Still, Mayer frequently seems bored with his material. Although Gravity fares better than its studio counterpart, many of the songs featured on Where the Light Is: Live in Los Angeles, including the newer selections from Continuum, never quite manage to maintain their momentum. Too often they are dispensed with an air of slick professionalism. While Mayer may be giving his fans precisely what they want to hear, he doesn’t necessarily sound as if he is having much fun performing them. Those who choose to listen closely to the collection will hear that he isn’t fully engaged with many of his compositions. It’s only during the middle set, which features his electric trio, that the music really comes alive.
Accompanied by session drummer Steve Jordan and bass player Pino Palladino — who is, perhaps, best known for filling John Entwistle’s shoes in The Who — Mayer aggressively attacks the material. His performance is both energetic and inspired, and with the help of his backing band, he dutifully highlights the healthy blues credentials that he has amassed of late. Over the course of the eight-song segment, Mayer’s lacerating lead guitar solos collide with the fury of his rhythm section, mirroring the forcefulness of Cream and the Jimi Hendrix Experience as well as echoing the soul-and-blues concoctions that once were unleashed by Stevie Ray Vaughan. Only Vultures falters, despite the fact that it, oddly enough, is one of a pair of tunes that the members of the John Mayer Trio wrote in collaboration. By connecting the acoustic material to the full-band fare, it provides a change of pace and a moment of transition, but it also feels completely out of place, as if it has been squeezed into the wrong portion of the performance.
Unlike many concert albums, Where the Light Is: Live in Los Angeles isn’t necessarily supposed to stand as a greatest hits-oriented collection. Instead, Mayer paints the canvas of his career with broader strokes from his brush. Consequently, it often sounds as if it might be the final hurrah by John Mayer, the overnight sensation. Although he likely won’t forsake the pop world from which he originally sprang, it’s clear that Mayer is interested in exploring other avenues of expression. The old-school soul that increasingly has begun to infiltrate his work — he cleverly employs a portion of Otis Redding’s Dreams to Remember as the introduction to Gravity — combined with his fully blossomed love of the blues provides an indication that he might yet save mainstream, adult contemporary fare from its own mediocrity.

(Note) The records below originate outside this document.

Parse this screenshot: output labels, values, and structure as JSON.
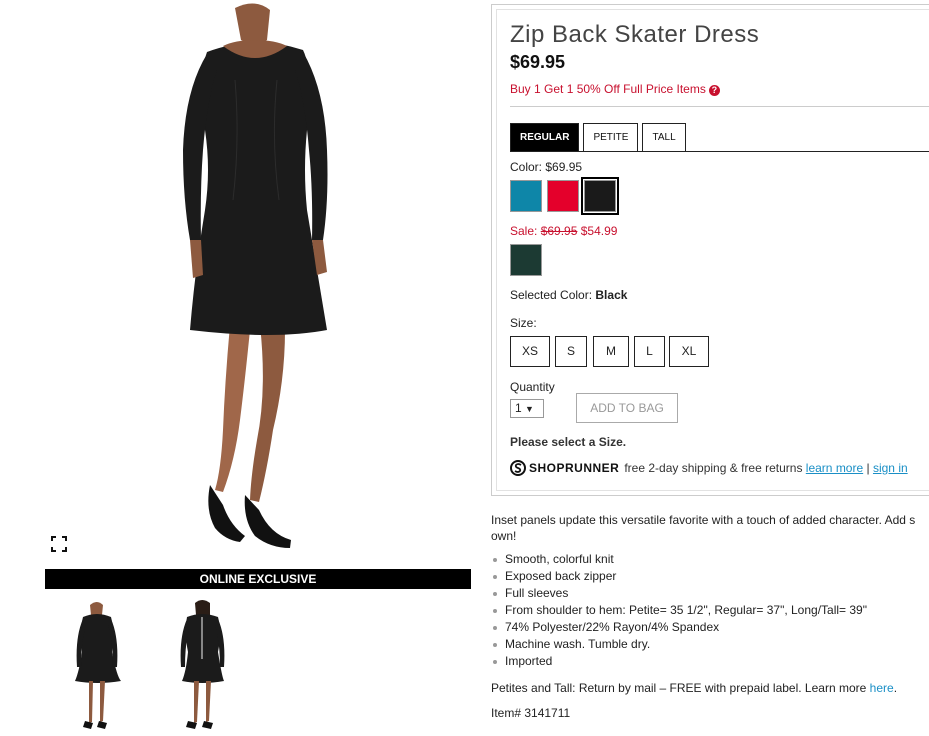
{
  "product": {
    "title": "Zip Back Skater Dress",
    "price": "$69.95",
    "promo": "Buy 1 Get 1 50% Off Full Price Items",
    "promo_icon": "question-circle-icon",
    "badge": "ONLINE EXCLUSIVE"
  },
  "fit_tabs": [
    {
      "label": "REGULAR",
      "active": true
    },
    {
      "label": "PETITE",
      "active": false
    },
    {
      "label": "TALL",
      "active": false
    }
  ],
  "colors": {
    "label": "Color:",
    "price": "$69.95",
    "swatches": [
      {
        "name": "Teal",
        "hex": "#0e86a8"
      },
      {
        "name": "Red",
        "hex": "#e4002b"
      },
      {
        "name": "Black",
        "hex": "#1a1a1a",
        "selected": true
      }
    ],
    "sale_label": "Sale:",
    "sale_original": "$69.95",
    "sale_price": "$54.99",
    "sale_swatches": [
      {
        "name": "Dark Green",
        "hex": "#1c3a33"
      }
    ],
    "selected_label": "Selected Color:",
    "selected_value": "Black"
  },
  "sizes": {
    "label": "Size:",
    "options": [
      "XS",
      "S",
      "M",
      "L",
      "XL"
    ]
  },
  "quantity": {
    "label": "Quantity",
    "value": "1",
    "arrow": "▼"
  },
  "add_to_bag": "ADD TO BAG",
  "select_message": "Please select a Size.",
  "shoprunner": {
    "brand": "SHOPRUNNER",
    "text": "free 2-day shipping & free returns",
    "learn_more": "learn more",
    "separator": "|",
    "sign_in": "sign in"
  },
  "description": "Inset panels update this versatile favorite with a touch of added character. Add s own!",
  "bullets": [
    "Smooth, colorful knit",
    "Exposed back zipper",
    "Full sleeves",
    "From shoulder to hem: Petite= 35 1/2\", Regular= 37\", Long/Tall= 39\"",
    "74% Polyester/22% Rayon/4% Spandex",
    "Machine wash. Tumble dry.",
    "Imported"
  ],
  "returns": {
    "text": "Petites and Tall: Return by mail – FREE with prepaid label. Learn more",
    "link": "here",
    "end": "."
  },
  "item_number": "Item# 3141711",
  "colors_theme": {
    "accent_red": "#c8102e",
    "link_blue": "#1a8fc6"
  }
}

51st Annual Grammy Award Winner:
Best Solo Rock Vocal Performance
Of Further Interest...
Where the Light Is: Live in Los Angeles [CD] is

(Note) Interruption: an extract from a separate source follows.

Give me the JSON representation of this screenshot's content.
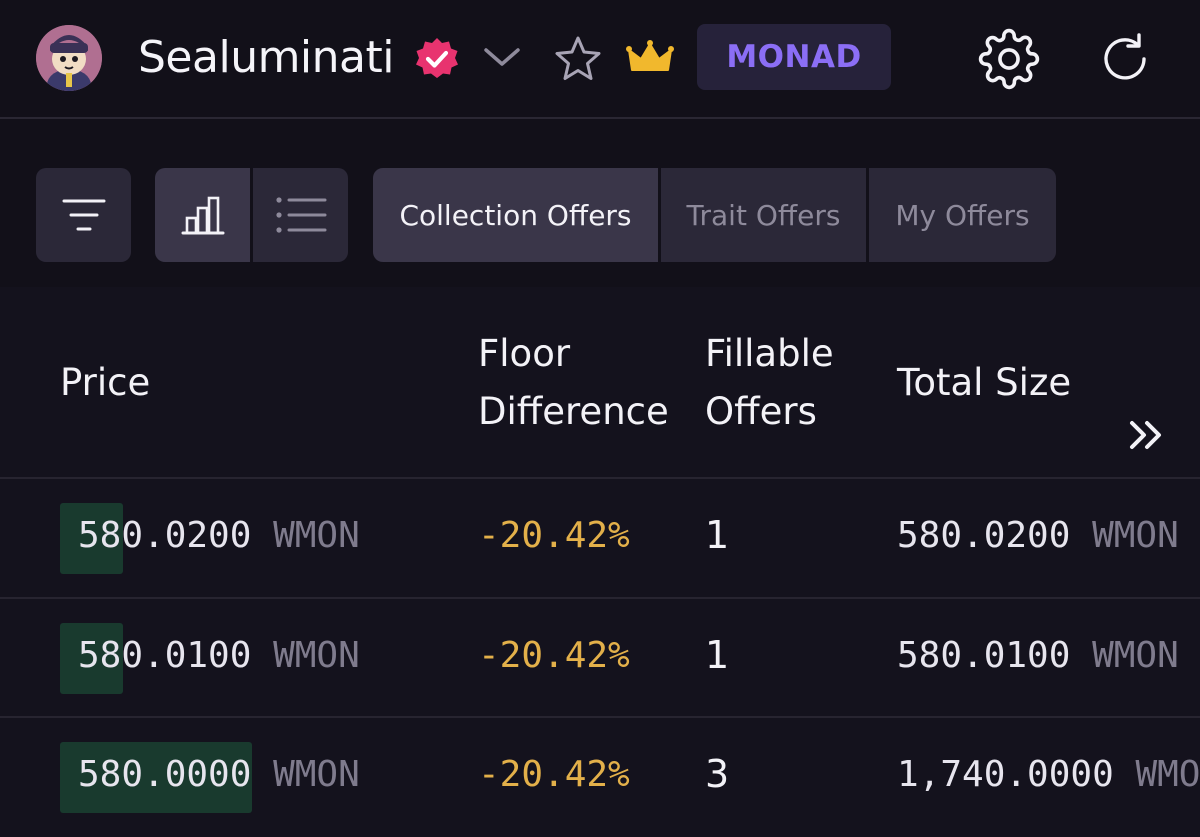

available from Barnes & Noble. To order, Click Here!
Where the Light Is: Live in Los Angeles [DVD] is
available from Barnes & Noble. To order, Click Here!

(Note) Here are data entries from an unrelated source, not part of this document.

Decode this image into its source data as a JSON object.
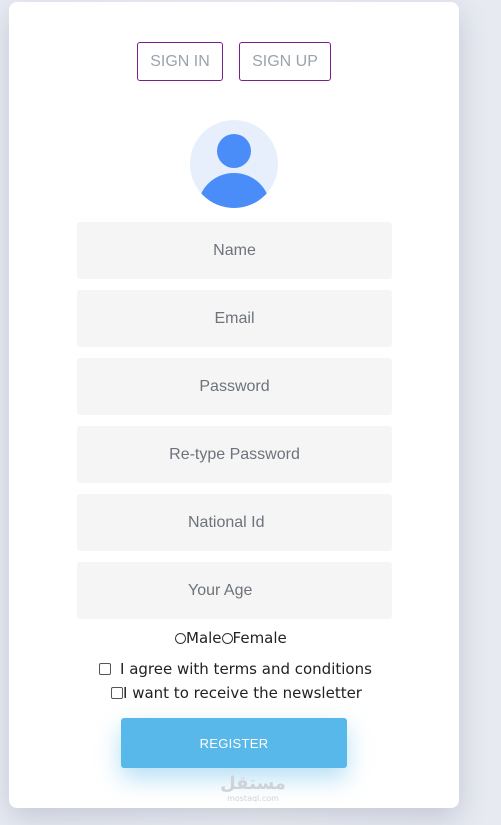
{
  "tabs": {
    "sign_in": "SIGN IN",
    "sign_up": "SIGN UP"
  },
  "avatar": {
    "icon": "user-avatar-icon"
  },
  "form": {
    "name_placeholder": "Name",
    "email_placeholder": "Email",
    "password_placeholder": "Password",
    "retype_password_placeholder": "Re-type Password",
    "national_id_placeholder": "National Id",
    "age_placeholder": "Your Age",
    "gender": {
      "male_label": "Male",
      "female_label": "Female"
    },
    "terms_label": "I agree with terms and conditions",
    "newsletter_label": "I want to receive the newsletter",
    "register_label": "REGISTER"
  },
  "watermark": {
    "arabic": "مستقل",
    "latin": "mostaql.com"
  },
  "colors": {
    "tab_border": "#7a1f8f",
    "button": "#59b8ea",
    "avatar_fill": "#4a8df8",
    "avatar_bg": "#e8effc",
    "field_bg": "#f5f5f6"
  }
}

1 Star: Pitiful
2 Stars: Listenable
3 Stars: Respectable
4 Stars: Excellent
5 Stars: Can't Live Without It!!
Copyright © 2008 The Music Box